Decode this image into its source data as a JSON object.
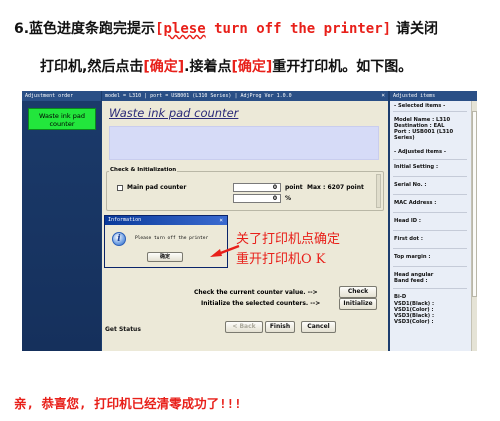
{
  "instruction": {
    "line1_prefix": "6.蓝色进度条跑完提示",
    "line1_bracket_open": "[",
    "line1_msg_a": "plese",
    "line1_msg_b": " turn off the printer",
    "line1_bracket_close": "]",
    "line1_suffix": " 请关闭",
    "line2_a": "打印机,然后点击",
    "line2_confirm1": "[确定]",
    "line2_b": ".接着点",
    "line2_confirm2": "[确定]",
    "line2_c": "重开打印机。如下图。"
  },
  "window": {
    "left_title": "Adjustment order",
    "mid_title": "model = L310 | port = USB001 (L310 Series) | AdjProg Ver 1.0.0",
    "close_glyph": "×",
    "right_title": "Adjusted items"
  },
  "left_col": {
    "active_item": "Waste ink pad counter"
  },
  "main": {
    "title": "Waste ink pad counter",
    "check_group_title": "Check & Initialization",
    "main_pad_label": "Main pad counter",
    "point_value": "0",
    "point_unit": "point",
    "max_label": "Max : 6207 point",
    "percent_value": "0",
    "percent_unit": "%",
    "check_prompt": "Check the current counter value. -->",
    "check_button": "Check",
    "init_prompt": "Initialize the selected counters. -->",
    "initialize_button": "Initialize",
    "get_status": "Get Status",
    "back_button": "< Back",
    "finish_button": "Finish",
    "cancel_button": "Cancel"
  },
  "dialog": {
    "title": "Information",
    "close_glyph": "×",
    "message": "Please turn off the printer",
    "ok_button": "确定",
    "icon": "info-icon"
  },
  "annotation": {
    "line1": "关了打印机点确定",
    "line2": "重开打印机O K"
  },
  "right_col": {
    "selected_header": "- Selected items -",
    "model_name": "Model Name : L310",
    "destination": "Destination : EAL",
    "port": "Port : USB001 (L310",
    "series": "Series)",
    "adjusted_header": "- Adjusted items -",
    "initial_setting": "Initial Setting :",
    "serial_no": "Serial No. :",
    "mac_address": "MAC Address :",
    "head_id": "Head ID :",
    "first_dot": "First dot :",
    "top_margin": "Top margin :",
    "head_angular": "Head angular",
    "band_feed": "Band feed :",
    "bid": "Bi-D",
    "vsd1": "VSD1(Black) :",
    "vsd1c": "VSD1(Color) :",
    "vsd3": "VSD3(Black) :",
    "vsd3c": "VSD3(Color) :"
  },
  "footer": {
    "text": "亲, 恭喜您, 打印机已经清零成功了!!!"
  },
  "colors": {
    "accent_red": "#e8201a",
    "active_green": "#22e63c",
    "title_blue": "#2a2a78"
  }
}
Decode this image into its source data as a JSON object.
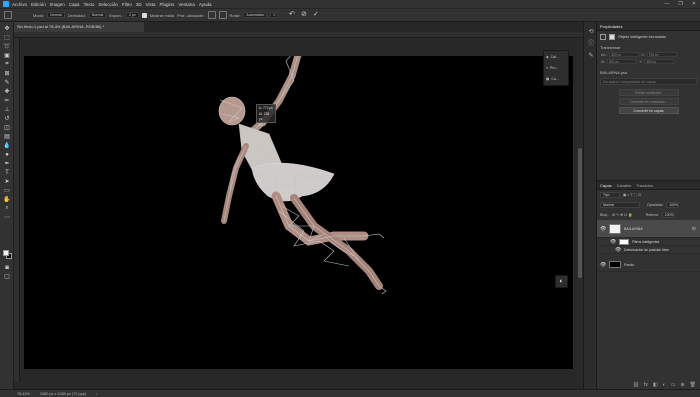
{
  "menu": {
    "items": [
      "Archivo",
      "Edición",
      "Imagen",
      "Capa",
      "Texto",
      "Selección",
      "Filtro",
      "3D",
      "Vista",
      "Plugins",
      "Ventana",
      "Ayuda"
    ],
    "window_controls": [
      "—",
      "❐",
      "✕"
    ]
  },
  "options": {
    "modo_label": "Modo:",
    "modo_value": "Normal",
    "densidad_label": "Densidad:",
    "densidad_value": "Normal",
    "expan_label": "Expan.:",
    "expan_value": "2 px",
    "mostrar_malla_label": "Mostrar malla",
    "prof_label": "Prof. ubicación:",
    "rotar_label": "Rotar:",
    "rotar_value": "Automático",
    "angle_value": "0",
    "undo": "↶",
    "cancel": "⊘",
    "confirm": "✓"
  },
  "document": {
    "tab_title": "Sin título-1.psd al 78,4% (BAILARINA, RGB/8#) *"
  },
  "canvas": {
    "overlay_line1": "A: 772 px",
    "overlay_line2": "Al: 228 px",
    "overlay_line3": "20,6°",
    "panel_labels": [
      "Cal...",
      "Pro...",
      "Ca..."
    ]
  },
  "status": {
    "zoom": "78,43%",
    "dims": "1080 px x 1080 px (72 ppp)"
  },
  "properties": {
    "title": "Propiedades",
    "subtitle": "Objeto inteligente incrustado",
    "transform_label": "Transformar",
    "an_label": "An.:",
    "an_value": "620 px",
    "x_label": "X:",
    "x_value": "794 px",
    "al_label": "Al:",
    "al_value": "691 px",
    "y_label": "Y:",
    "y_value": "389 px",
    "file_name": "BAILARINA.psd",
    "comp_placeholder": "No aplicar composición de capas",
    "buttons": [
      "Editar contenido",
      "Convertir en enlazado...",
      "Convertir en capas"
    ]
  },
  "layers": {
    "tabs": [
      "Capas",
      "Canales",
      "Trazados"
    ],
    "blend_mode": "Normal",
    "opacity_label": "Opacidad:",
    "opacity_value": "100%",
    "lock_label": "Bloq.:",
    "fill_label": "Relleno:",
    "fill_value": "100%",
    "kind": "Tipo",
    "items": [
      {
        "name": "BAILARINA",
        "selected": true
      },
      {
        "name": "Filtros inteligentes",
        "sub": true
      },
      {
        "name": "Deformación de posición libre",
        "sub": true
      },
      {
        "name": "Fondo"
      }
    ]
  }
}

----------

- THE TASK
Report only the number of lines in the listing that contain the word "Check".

- EXERCISE OUTPUT
3